I am curious as to what the next iteration of the S80 will offer with regards to the other attributes you mention. Unfortunately, Edmunds spy shots make it look like a Taurus (hopefully that is at least partially due to the camo).
#5731 of 10348 Re: AWD - Not all created equal - (BMW 0, Zamboni 1) [dewey]
Jan 04, 2006 (8:33 am)
Volvo's hook is safety. How much do you value your or your lovedones' life?
#5732 of 10348 Re: AWD - Not all created equal - (BMW 0, Zamboni 1) [tayl0rd]
Jan 04, 2006 (10:40 am)
Volvo's hook is safety. How much do you value your or your lovedones' life?
Right, but as previously mentioned, Volvo no longer wears this crown, as rated by IIHS and other "crash-test" groups. Safety is Volvo's legacy, but they are no longer the best at it... It's only a matter of time before the general public majority realizes this.
#5733 of 10348 Re: DSG and SMG and possibly CVT. . . [markcincinnati]
Jan 04, 2006 (10:45 am)
DSG and SMG and possibly CVT transmissions will probably put an end to all this debate if they turn out to be as good as many say they are.

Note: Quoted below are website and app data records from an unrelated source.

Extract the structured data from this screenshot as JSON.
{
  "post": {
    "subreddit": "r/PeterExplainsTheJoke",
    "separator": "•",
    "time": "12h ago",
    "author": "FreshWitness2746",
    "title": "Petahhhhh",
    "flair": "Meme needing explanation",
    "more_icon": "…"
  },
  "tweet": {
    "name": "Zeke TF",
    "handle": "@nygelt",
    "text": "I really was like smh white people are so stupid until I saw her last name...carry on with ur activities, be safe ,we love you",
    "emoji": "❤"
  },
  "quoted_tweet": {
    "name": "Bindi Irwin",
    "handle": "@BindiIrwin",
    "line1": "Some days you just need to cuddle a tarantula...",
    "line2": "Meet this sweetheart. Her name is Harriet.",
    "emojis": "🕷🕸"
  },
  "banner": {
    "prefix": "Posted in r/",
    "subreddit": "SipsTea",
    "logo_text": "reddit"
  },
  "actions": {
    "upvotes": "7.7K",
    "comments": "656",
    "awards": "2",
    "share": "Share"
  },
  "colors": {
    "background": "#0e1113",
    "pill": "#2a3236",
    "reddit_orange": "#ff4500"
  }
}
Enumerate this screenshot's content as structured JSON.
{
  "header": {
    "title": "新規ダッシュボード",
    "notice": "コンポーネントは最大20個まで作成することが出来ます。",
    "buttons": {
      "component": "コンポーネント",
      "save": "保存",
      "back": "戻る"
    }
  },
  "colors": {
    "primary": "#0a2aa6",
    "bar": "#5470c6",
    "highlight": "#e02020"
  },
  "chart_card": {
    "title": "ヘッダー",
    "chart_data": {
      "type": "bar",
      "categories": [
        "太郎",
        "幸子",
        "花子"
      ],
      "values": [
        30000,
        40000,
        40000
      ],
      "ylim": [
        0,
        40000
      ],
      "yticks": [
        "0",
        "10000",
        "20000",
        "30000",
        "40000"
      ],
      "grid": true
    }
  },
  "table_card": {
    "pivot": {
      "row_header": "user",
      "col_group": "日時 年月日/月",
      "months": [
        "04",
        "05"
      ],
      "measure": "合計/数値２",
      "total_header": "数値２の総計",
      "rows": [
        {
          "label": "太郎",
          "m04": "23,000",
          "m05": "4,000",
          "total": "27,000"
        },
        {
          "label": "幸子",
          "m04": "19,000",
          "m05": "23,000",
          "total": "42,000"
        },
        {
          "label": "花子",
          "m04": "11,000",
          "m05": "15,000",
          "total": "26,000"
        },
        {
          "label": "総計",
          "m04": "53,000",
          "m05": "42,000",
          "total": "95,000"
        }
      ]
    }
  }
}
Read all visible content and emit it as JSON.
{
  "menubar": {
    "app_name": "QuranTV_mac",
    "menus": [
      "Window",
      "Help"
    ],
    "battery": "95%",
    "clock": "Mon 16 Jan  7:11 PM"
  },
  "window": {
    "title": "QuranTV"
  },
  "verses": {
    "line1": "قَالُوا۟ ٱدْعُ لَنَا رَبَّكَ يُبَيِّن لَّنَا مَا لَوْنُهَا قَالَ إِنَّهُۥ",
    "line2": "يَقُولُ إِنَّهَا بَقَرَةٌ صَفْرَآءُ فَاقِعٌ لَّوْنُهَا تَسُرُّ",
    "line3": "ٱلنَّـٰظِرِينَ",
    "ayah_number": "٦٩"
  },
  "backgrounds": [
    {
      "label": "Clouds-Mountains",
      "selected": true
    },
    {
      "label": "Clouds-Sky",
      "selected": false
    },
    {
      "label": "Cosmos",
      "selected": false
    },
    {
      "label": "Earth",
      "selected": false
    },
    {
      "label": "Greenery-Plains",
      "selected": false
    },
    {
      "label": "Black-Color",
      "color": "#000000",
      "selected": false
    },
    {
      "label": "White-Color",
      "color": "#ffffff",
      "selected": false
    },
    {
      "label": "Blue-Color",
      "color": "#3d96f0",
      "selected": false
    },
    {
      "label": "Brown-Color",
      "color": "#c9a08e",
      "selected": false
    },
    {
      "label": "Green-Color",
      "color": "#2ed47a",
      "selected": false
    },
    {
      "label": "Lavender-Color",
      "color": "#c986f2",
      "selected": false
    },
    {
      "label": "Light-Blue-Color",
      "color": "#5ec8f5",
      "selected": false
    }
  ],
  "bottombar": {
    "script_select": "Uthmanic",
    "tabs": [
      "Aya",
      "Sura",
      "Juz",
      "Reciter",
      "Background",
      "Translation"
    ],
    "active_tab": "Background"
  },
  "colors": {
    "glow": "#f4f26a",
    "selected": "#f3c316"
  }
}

I've driven the M3 with SMG and the A3 with DSG, and I can't say that I would rather drive them over a traditional stick. It's a neat technology, but nowhere near as engaging and enjoyable as a true manual....
#5734 of 10348 What they don't know. . .
Jan 04, 2006 (11:03 am)
People who are inclined towards environmentally friendly autos are likely to drive Toyota or Honda hybrids.
Everyone has a point of view, therefore I can only report that I read that the hybrids have -- at best -- a possible enviornmentally friendly posture (I assume the author was at least attempting to be objective,) more likely they have an enviornmentally UNFRIENDLY posture due to the issues associated with the batteries some 6 - 8 years from date of service.
Moreover, hybrids, even at today's gas prices are an inefficient use of money and this goes even with the tax incentives that were offered.
Hybrids are not quite as "dumb" as burning $10 dollar bills to keep warm, but they are in the "inquiring minds wouldn't do this" category AT THIS POINT IN TECHNOLOGY.
Diesels, FSI small displacement and forced induction engines coupled to CVT transmissions both TODAY can better the financial and environmental arguments put forth by the Batteries are Better crowd.
This year the US will move a step or two closer to ever cleaner diesel fuel -- even though it would represent a small dent (small being better than none), encouraging diesel adoption, CVT technology, cleaner and cleaner diesel, etc etc etc, we have at our technological and financial disposal the means to make that dent.
From my perspective and my readings hybrids are doing more harm than good and besides they are not an evolutionary step, they are a side step -- like it or not the diesel coupled with volumetric efficiency coupled with transmission efficiencies that we now can produce at an affordable price are the way to go in an evolutionary fashion, until we can put fuel cells into production and/or come up with something new altogether: "Mr. Fusion" (or Mr. Fission) perhaps?
Jan 04, 2006 (11:28 am)
Audi has released the specs of the Q7.
350 horsepower from the naturally aspirated 4.2L V8, direct injection.
They need to get that bad boy into the A6 4.2.